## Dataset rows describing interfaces
--- START ---

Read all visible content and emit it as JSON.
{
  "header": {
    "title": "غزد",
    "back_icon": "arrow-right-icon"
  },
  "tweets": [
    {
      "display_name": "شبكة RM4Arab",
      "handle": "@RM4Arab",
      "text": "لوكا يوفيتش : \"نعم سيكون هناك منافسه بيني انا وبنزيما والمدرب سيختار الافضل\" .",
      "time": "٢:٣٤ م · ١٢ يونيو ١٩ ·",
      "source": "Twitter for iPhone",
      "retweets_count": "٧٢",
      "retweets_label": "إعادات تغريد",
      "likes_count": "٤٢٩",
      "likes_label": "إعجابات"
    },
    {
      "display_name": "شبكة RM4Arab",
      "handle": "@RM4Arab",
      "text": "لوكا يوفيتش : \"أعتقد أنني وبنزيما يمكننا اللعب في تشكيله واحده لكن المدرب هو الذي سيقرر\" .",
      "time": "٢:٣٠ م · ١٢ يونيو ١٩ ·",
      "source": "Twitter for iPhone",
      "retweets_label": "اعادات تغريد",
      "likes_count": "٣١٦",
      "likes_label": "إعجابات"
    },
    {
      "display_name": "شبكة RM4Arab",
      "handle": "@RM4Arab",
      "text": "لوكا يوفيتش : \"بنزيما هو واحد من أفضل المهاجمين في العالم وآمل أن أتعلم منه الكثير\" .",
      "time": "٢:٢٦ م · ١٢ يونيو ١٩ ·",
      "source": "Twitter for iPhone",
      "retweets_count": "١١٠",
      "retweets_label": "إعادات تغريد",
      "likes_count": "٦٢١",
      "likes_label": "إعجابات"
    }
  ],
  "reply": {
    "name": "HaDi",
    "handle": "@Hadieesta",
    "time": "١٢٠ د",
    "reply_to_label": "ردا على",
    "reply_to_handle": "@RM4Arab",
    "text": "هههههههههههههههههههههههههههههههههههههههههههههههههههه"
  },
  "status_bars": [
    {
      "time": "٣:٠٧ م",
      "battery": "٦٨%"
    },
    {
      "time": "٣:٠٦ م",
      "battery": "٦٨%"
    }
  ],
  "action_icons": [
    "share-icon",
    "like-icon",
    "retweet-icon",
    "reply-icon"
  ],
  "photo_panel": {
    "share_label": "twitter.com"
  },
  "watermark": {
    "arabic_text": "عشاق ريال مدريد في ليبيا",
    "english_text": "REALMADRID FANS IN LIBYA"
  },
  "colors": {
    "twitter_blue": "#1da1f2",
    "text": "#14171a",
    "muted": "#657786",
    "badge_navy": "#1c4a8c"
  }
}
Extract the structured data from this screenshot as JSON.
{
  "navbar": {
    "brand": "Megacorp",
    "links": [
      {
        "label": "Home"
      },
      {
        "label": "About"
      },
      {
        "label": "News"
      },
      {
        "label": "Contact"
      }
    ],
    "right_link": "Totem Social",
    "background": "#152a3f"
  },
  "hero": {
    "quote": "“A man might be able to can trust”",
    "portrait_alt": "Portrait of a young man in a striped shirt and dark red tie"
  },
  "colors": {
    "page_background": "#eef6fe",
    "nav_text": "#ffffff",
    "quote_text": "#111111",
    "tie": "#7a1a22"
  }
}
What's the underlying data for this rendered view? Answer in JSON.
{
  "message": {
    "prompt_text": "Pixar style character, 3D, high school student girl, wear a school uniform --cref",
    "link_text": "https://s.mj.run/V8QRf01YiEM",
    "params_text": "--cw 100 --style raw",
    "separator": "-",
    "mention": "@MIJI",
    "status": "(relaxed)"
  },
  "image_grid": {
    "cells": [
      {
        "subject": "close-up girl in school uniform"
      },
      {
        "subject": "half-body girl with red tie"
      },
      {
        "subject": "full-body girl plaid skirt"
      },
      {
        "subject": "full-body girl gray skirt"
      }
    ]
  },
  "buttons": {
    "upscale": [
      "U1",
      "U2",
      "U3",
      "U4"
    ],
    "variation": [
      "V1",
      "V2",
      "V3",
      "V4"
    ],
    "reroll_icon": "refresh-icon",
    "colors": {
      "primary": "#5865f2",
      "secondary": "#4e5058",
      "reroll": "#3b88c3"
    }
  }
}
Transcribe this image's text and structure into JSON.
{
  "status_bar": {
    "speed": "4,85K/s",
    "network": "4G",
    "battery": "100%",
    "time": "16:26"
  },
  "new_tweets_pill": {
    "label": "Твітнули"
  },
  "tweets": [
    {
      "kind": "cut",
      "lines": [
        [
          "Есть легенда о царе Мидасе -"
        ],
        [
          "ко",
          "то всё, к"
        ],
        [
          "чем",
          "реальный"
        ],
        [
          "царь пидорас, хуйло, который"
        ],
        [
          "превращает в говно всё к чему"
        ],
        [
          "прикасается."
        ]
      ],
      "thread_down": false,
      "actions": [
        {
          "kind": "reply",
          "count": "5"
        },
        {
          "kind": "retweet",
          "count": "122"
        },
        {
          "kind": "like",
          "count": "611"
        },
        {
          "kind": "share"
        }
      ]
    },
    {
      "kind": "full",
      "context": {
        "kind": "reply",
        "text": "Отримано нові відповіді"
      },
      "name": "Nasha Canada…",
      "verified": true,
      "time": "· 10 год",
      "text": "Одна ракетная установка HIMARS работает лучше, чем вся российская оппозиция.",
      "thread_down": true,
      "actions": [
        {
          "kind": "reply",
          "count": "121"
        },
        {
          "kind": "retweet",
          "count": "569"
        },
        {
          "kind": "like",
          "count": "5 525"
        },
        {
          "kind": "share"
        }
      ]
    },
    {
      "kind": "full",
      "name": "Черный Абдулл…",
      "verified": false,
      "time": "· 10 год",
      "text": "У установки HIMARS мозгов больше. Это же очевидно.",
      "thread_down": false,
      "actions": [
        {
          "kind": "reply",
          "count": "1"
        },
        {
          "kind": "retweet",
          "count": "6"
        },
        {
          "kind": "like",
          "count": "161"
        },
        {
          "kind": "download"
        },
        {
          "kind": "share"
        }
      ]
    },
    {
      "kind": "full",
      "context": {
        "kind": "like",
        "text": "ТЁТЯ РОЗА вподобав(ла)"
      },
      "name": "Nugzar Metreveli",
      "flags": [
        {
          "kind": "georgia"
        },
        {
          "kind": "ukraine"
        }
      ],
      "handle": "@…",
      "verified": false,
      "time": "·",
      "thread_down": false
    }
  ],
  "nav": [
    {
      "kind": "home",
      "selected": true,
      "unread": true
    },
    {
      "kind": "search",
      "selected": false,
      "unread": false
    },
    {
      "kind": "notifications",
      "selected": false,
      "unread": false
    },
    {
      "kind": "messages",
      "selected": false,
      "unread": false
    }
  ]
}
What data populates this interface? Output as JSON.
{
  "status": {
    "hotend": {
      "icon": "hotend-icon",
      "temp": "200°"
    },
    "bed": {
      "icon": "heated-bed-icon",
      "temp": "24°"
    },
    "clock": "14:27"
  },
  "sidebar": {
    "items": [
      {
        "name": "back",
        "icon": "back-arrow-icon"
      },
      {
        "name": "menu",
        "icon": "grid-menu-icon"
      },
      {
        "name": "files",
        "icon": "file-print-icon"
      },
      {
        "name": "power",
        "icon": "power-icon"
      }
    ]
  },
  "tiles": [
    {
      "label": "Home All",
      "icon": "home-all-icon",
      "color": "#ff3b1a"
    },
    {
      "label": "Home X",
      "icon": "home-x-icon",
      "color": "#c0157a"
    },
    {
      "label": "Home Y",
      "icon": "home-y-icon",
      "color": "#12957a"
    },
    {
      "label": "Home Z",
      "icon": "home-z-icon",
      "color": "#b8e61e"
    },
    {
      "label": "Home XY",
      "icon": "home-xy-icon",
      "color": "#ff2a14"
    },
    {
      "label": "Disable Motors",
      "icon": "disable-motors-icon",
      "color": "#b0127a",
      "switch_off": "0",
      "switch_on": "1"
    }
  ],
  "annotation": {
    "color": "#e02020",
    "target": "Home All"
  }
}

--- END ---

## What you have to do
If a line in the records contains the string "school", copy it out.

## Answer space
    "prompt_text": "Pixar style character, 3D, high school student girl, wear a school uniform --cref",
        "subject": "close-up girl in school uniform"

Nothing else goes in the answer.